Identifying, solving problems together
More than 50 area youths took part in the Fifth Annual Hamilton County Youth Summit designed to bring young people together to identify and solve problems in their county.
The summit was held Friday at Trinity Lutheran Church in Webster City and was hosted by Power Up YOUth.
“We find that when people are more connected as a community, it is an asset that helps them and their community grow strong,” said Power Up YOUth Coordinator Kathy Getting who organized the summit.
During the morning sessions, students took part in large and small group discussions on Public Health.
After lunch, the students chose to participate in World Cafe discussions on either Thriving Families in the Community or Promoting Health in the Community.
“We want to engage kids and adults with one another,” said Getting of the event. “The World Cafe promotes civil conversations and helps students be prepared to be effective leaders when they are called upon.”
At the Thriving Family World Cafe, Getting told the students that they, as a demographic group, have the most resources available to them.
“You young people have the potential to do great things,” she said.
Getting told the group that it was the young people in college during the 1960’s who initiated the Civil Rights Movement.
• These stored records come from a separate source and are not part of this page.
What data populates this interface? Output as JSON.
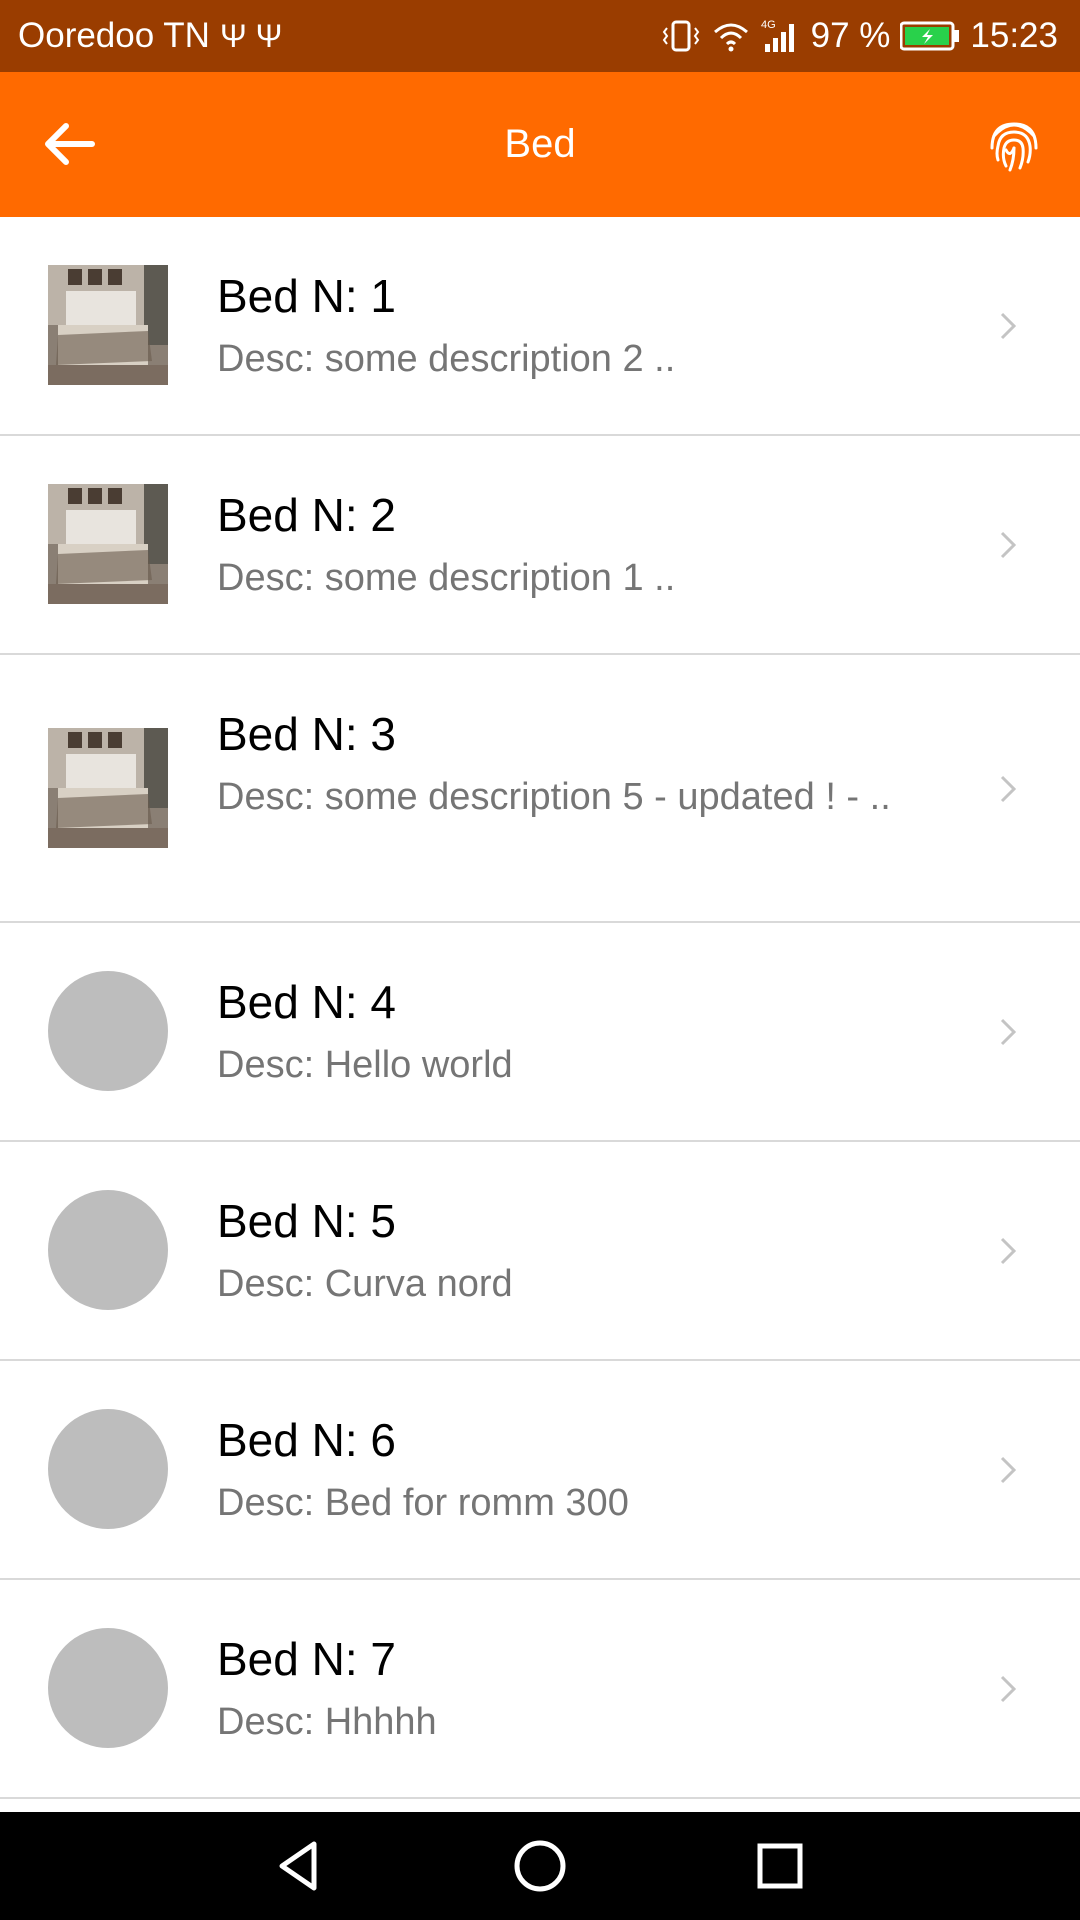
{
  "status_bar": {
    "carrier": "Ooredoo TN",
    "usb_glyph": "Ψ Ψ",
    "battery_percent": "97 %",
    "time": "15:23",
    "icons": [
      "usb-icon",
      "vibrate-icon",
      "wifi-icon",
      "signal-4g-icon",
      "battery-charging-icon"
    ]
  },
  "app_bar": {
    "title": "Bed",
    "left_icon": "back-arrow-icon",
    "right_icon": "fingerprint-icon"
  },
  "items": [
    {
      "title": "Bed N: 1",
      "desc": "Desc: some description 2 ..",
      "media": "bed-photo"
    },
    {
      "title": "Bed N: 2",
      "desc": "Desc: some description 1 ..",
      "media": "bed-photo"
    },
    {
      "title": "Bed N: 3",
      "desc": "Desc: some description 5 - updated ! - ..",
      "media": "bed-photo"
    },
    {
      "title": "Bed N: 4",
      "desc": "Desc: Hello world",
      "media": "placeholder-circle"
    },
    {
      "title": "Bed N: 5",
      "desc": "Desc: Curva nord",
      "media": "placeholder-circle"
    },
    {
      "title": "Bed N: 6",
      "desc": "Desc: Bed for romm 300",
      "media": "placeholder-circle"
    },
    {
      "title": "Bed N: 7",
      "desc": "Desc: Hhhhh",
      "media": "placeholder-circle"
    }
  ],
  "colors": {
    "status_bar": "#9a3d00",
    "app_bar": "#ff6a00",
    "divider": "#d9d9d9",
    "placeholder": "#bdbdbd",
    "desc_text": "#757575",
    "nav_bar": "#000000"
  },
  "nav_bar": {
    "buttons": [
      "back-triangle-icon",
      "home-circle-icon",
      "recents-square-icon"
    ]
  }
}
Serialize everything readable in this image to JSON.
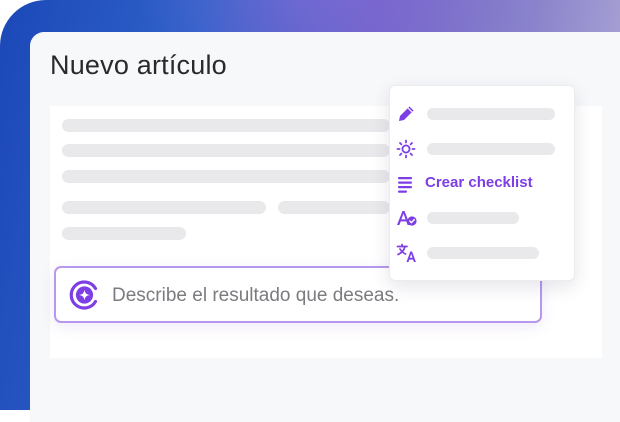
{
  "editor": {
    "title": "Nuevo artículo"
  },
  "prompt": {
    "placeholder": "Describe el resultado que deseas.",
    "icon": "ai-sparkle-icon"
  },
  "menu": {
    "items": [
      {
        "icon": "pen-icon",
        "label": ""
      },
      {
        "icon": "sun-icon",
        "label": ""
      },
      {
        "icon": "list-icon",
        "label": "Crear checklist"
      },
      {
        "icon": "spell-check-icon",
        "label": ""
      },
      {
        "icon": "translate-icon",
        "label": ""
      }
    ]
  },
  "colors": {
    "accent": "#7d3ee6",
    "accent_border": "#b897ee",
    "placeholder_bar": "#e9e9ec"
  }
}
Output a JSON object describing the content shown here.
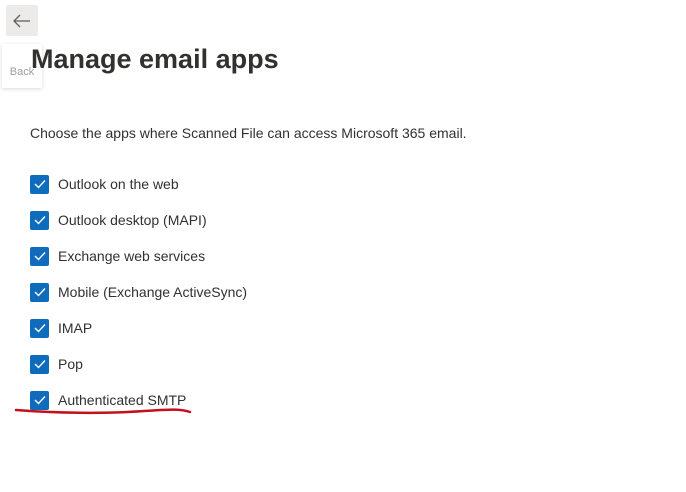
{
  "back": {
    "tooltip": "Back"
  },
  "title": "Manage email apps",
  "description": "Choose the apps where Scanned File can access Microsoft 365 email.",
  "apps": [
    {
      "label": "Outlook on the web",
      "checked": true
    },
    {
      "label": "Outlook desktop (MAPI)",
      "checked": true
    },
    {
      "label": "Exchange web services",
      "checked": true
    },
    {
      "label": "Mobile (Exchange ActiveSync)",
      "checked": true
    },
    {
      "label": "IMAP",
      "checked": true
    },
    {
      "label": "Pop",
      "checked": true
    },
    {
      "label": "Authenticated SMTP",
      "checked": true
    }
  ],
  "colors": {
    "accent": "#0f6cbd",
    "annotation": "#c50f1f"
  }
}
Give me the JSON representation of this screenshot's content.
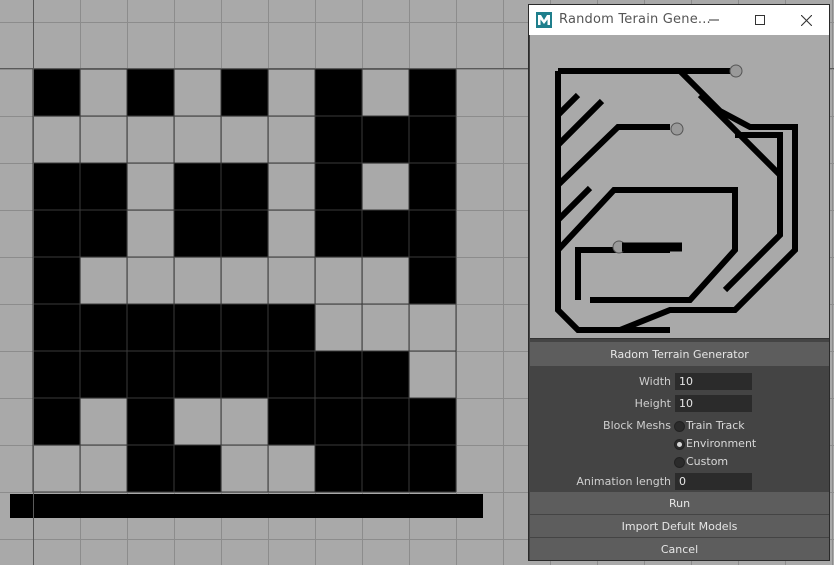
{
  "window": {
    "title": "Random Terain Gene...",
    "app_icon": "maya-icon",
    "minimize_icon": "minimize-icon",
    "maximize_icon": "maximize-icon",
    "close_icon": "close-icon"
  },
  "header": {
    "title": "Radom Terrain Generator"
  },
  "form": {
    "width_label": "Width",
    "width_value": "10",
    "height_label": "Height",
    "height_value": "10",
    "block_meshes_label": "Block Meshs",
    "options": [
      {
        "label": "Train Track",
        "selected": false
      },
      {
        "label": "Environment",
        "selected": true
      },
      {
        "label": "Custom",
        "selected": false
      }
    ],
    "animation_label": "Animation length",
    "animation_value": "0"
  },
  "buttons": {
    "run": "Run",
    "import": "Import Defult Models",
    "cancel": "Cancel"
  },
  "colors": {
    "viewport_bg": "#a9a9a9",
    "block": "#000000",
    "panel_bg": "#444444",
    "button_bg": "#5d5d5d"
  },
  "terrain_grid": [
    [
      1,
      0,
      1,
      0,
      1,
      0,
      1,
      0,
      1
    ],
    [
      0,
      0,
      0,
      0,
      0,
      0,
      1,
      1,
      1
    ],
    [
      1,
      1,
      0,
      1,
      1,
      0,
      1,
      0,
      1
    ],
    [
      1,
      1,
      0,
      1,
      1,
      0,
      1,
      1,
      1
    ],
    [
      1,
      0,
      0,
      0,
      0,
      0,
      0,
      0,
      1
    ],
    [
      1,
      1,
      1,
      1,
      1,
      1,
      0,
      0,
      0
    ],
    [
      1,
      1,
      1,
      1,
      1,
      1,
      1,
      1,
      0
    ],
    [
      1,
      0,
      1,
      0,
      0,
      1,
      1,
      1,
      1
    ],
    [
      0,
      0,
      1,
      1,
      0,
      0,
      1,
      1,
      1
    ]
  ]
}
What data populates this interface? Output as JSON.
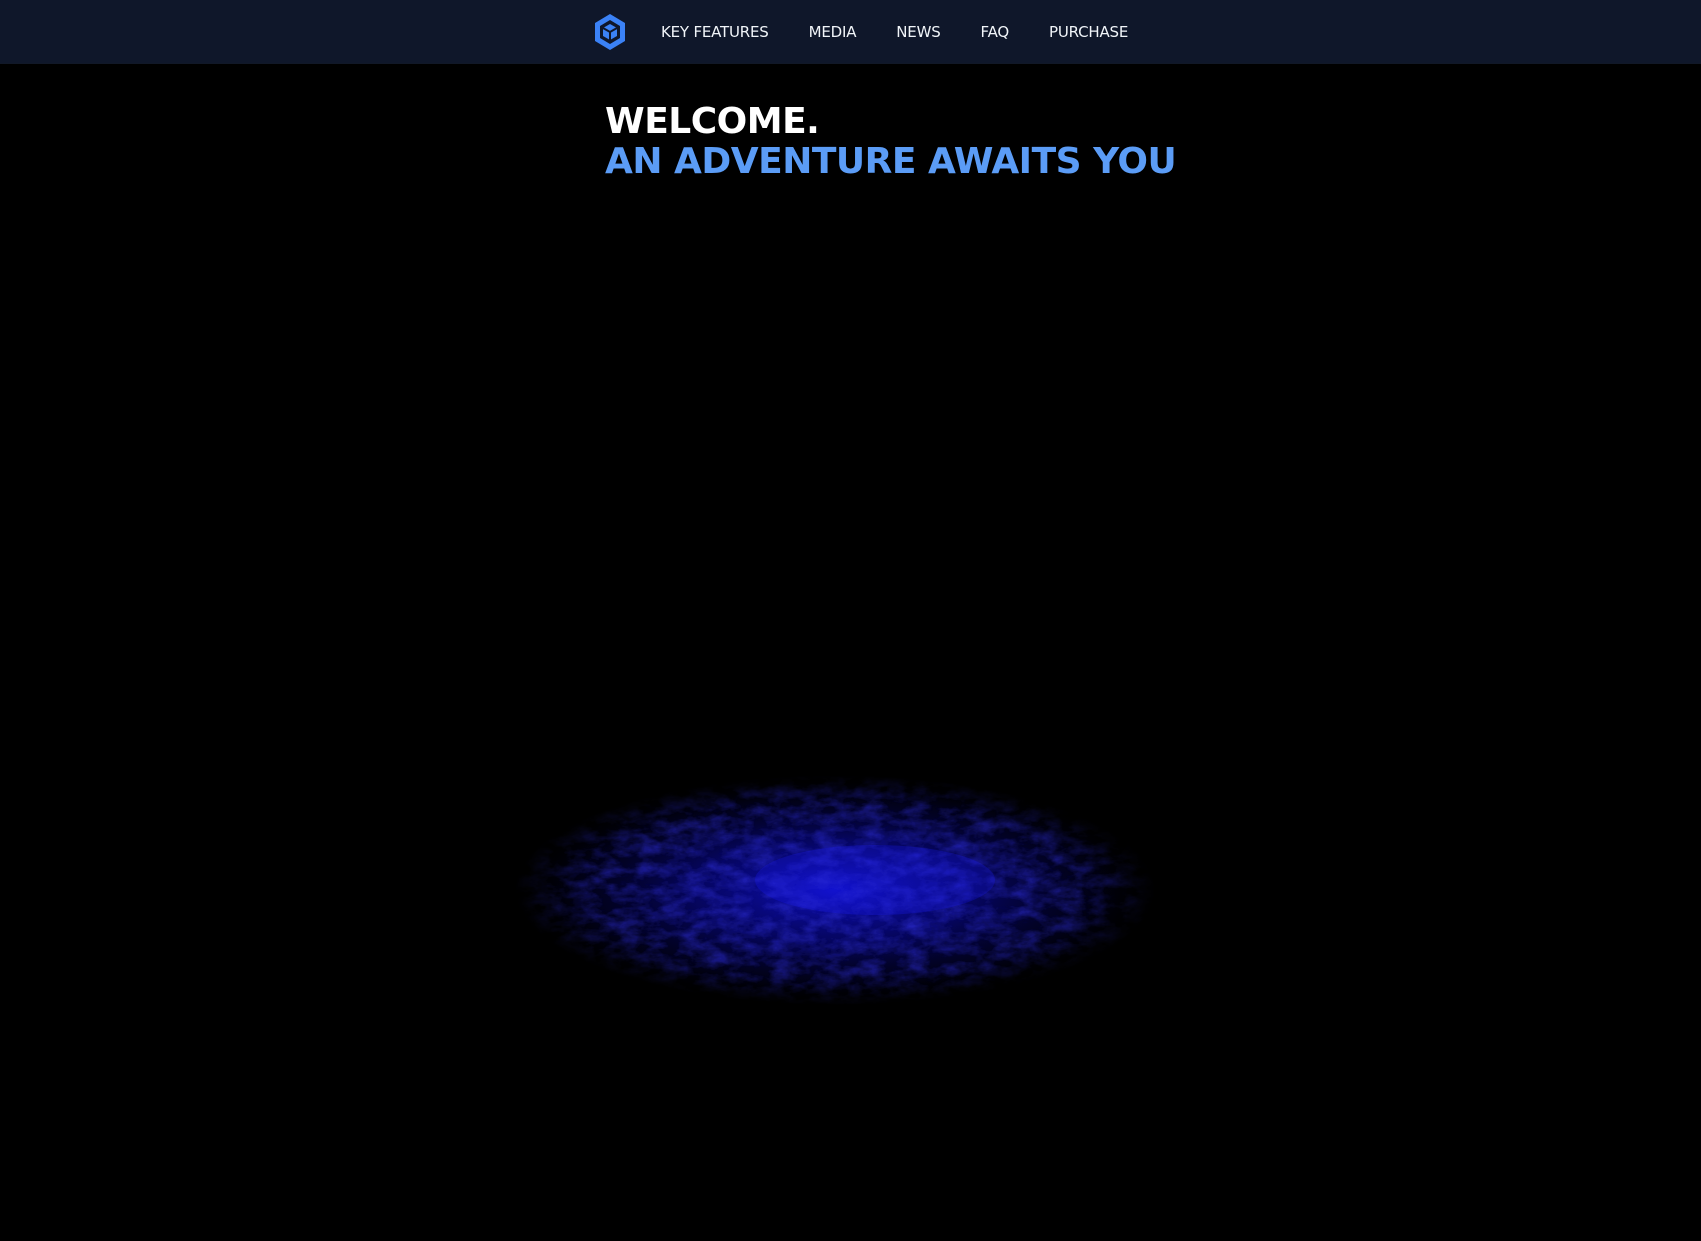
{
  "nav": {
    "logo_icon": "hexagon-cube-logo",
    "links": [
      {
        "label": "KEY FEATURES"
      },
      {
        "label": "MEDIA"
      },
      {
        "label": "NEWS"
      },
      {
        "label": "FAQ"
      },
      {
        "label": "PURCHASE"
      }
    ]
  },
  "hero": {
    "line1": "WELCOME.",
    "line2": "AN ADVENTURE AWAITS YOU"
  },
  "colors": {
    "background": "#000000",
    "navbar": "#0f172a",
    "accent": "#5b9cf6",
    "logo": "#3b82f6",
    "terrain_glow": "#1a1aff"
  }
}
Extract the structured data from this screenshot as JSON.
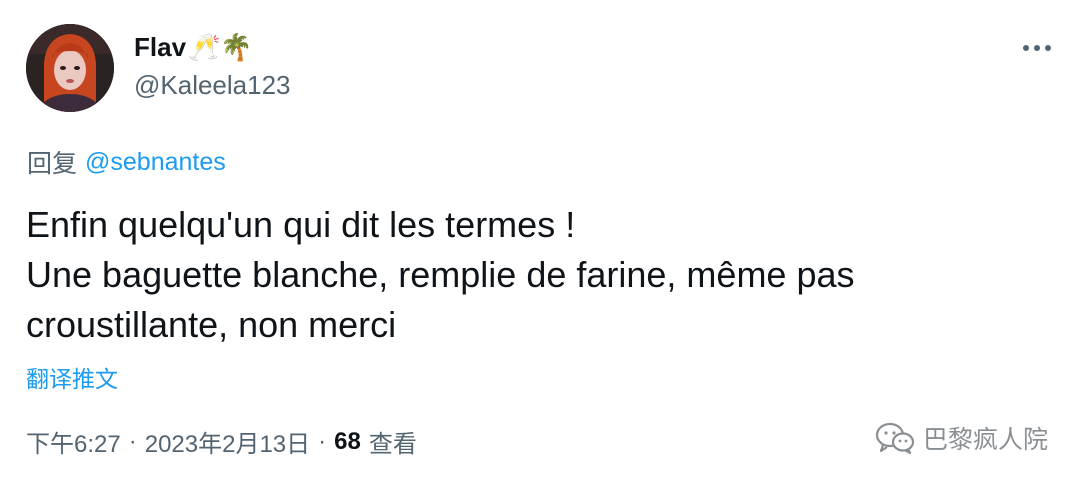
{
  "author": {
    "display_name": "Flav",
    "emoji_glyphs": "🥂🌴",
    "handle": "@Kaleela123"
  },
  "reply": {
    "prefix": "回复",
    "mention": "@sebnantes"
  },
  "tweet": {
    "lines": [
      "Enfin quelqu'un qui dit les termes !",
      "Une baguette blanche, remplie de farine, même pas",
      "croustillante, non merci"
    ],
    "translate_label": "翻译推文"
  },
  "meta": {
    "time": "下午6:27",
    "separator": "·",
    "date": "2023年2月13日",
    "views_count": "68",
    "views_label": "查看"
  },
  "watermark": {
    "text": "巴黎疯人院",
    "icon": "wechat-icon"
  },
  "icons": {
    "more": "more-dots-icon"
  },
  "colors": {
    "link": "#1d9bf0",
    "secondary_text": "#536471",
    "primary_text": "#0f1419",
    "background": "#ffffff"
  }
}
And it was young people who helped to elect the nation’s first Black president.
As with the Black Lives Matter movement, young organizers are still working to bring about change, she said.
“You will do something in your lives that will make a difference,” predicted Getting.
The one way an effective movement begins is by connecting with others through conversation, she said.
The students were asked to analyze the importance of thriving families and what are the barriers that prevent people from having strong families.
The students identified trust, security, economic stability and happiness as important factors in shaping a thriving family that will produce positive members of society.
At the Promoting Public Health discussion, the students identified what healthy behavior looks like and how an individual can promote good and positive health.
In the discussions, a theme emerged that sometimes promoting good, healthy behavior is difficult because often barriers exist which prevent it. Some of those barriers include being personally confused about what is healthy behavior and not knowing safe boundaries.
As a discussion topic, students were asked to imagine what they would do if all barriers were removed. Later students shared ideas that would help promote better community health which included joining or starting clubs, making people aware of situations in the community, ending bullying, promoting education on discrimination, teaching the importance of being true to one’s self and
speaking out against injustice.
Michelle Walters of Building Families recapped the afternoon’s session and asked students to think about healthy behavior for themselves and those around them.
“Think about how to take action with your friends, peers and at home,” she said. “Think of the whole (span of) holistic health from infancy all the way to geriatric.”
Some of those brainstorming ideas included learning proper nutrition and exercising. One student suggested that while the local Food Pantry provides food, sometimes recipients are unsure of how to prepare those foods so they are discarded. Instead, it was suggested that students could provide recipe cards to accompany the pantry’s food when it is distributed.
Students were asked to write down one action on a Post-It Note that they would be committed to doing in the next week or two to promote health in their community. As the session ended, the notes were attached to a bulletin board for display during the general assembly. It was also posted on Facebook.
“This really was an eye-opener,” said student Hannah Miller. “It made me think about my community and the different ways to see what is going on in it – good or bad – and how I can help to make it a better place.”
“It helped me to express what I thought of my community and how I can help make my community better,” stated Emma Vansickle.
“Your voices can make a change and you can make a difference,” Tiffany Larson of the Building Families Bee Inspired CAPP Program told the assembly at the conclusion of the event. “You can take your ideas and put them into action.”